10 Terrible Iterations Of Legendary Gimmick Matches

Dogs, fire, electricity, and a match inside a shark cage...

Kennel From Hell

For the most part, I think it would be fair to say that gimmick matches have been a good thing for professional wrestling.

Ladder matches, cage matches, over-the-top rope elimination matches - all of these have been staple parts of a healthy wrestling diet over the years. And many of these match types have since been evolved into even more exciting concepts, such as your Hell in a Cell meetings, your Elimination Chambers and your Tables, Ladders and Chairs bouts.

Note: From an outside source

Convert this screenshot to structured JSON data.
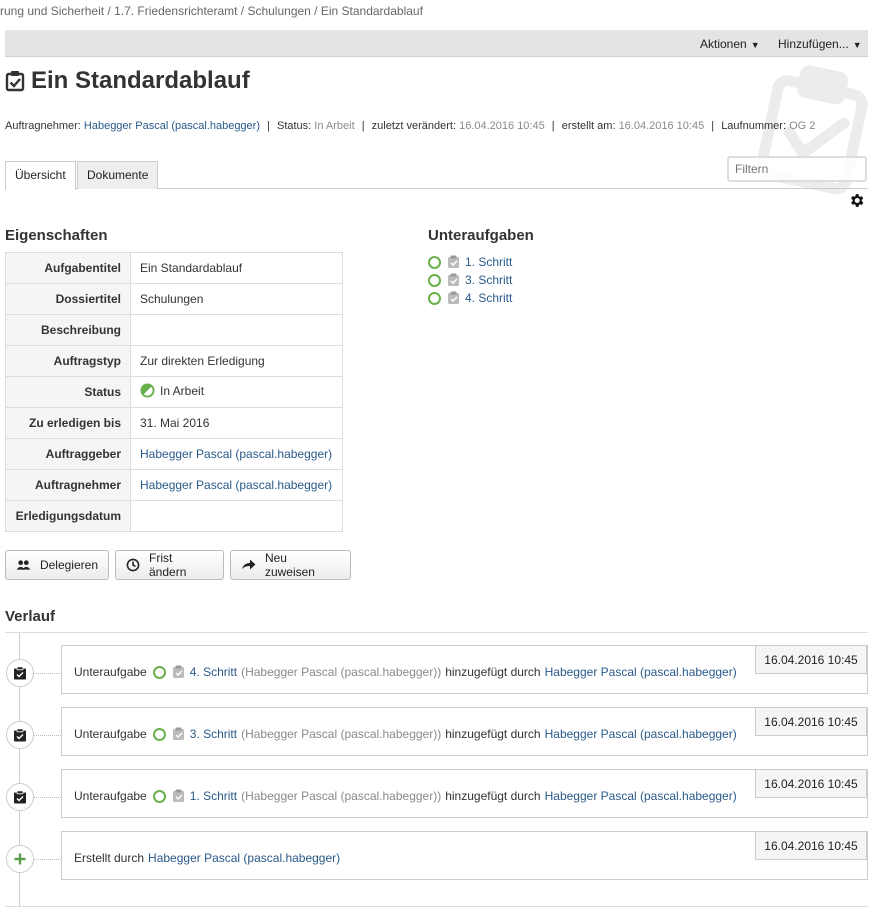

But as is often the case, for all these classic stipulations, we’ve also seen our fair share of rubbish along the way. Even some of the most legendary, seemingly bulletproof gimmick matches have been adulterated into some pretty terrible iterations.

This article looks back at some of these most notable examples, but first let’s go over the two key qualifying factors for prospective entries on this list.

First off, it needs to be a terrible iteration, some kind of spin on a match that probably should have been best avoided. Secondly - and this is the crucial part - it has to be variant of a match that was actually considered legendary in the first place.

So all those “so-and-so on a pole” matches we’ve seen over the years aren’t up for consideration, as I’m not sure how many pole matches were even deemed “legendary gimmick matches” to begin with…

10. World War 3

Kennel From Hell

Our first guilty party to be named and shamed is WCW’s World War 3.

A variation of a Battle Royal, this was in essence WCW’s response to the WWE’s wildly successful Royal Rumble showdown. But rather than simply mimic the Rumble, WCW wanted to up the ante.

So instead of having one ring, World War 3 would have three. And rather than featuring 30 participants, World War 3 would feature 60. Admittedly, that may sound impressive on paper, but in reality it was incredibly difficult to execute correctly.

Cameramen naturally found it difficult to capture all of the action, and with all 60 men starting the match at the same time (much like a traditional Battle Royal) there wasn’t really enough space in which the wrestlers could operate. Long story short; it was all a bit of a mess, really.

The great thing about the Rumble is that the entrants are diluted and smaller sub-plots can develop within the match. In the case of World War 3, the sheer mayhem that came as a result of staging three simultaneous Battle Royals, which would eventually merge into a single contest, just wasn’t able to replicate the magic of the Rumble.

Still, they did manage to eke out four years of the concept before finally replacing it in 1999.


Elliott Binks hasn't written a bio just yet, but if they had... it would appear here.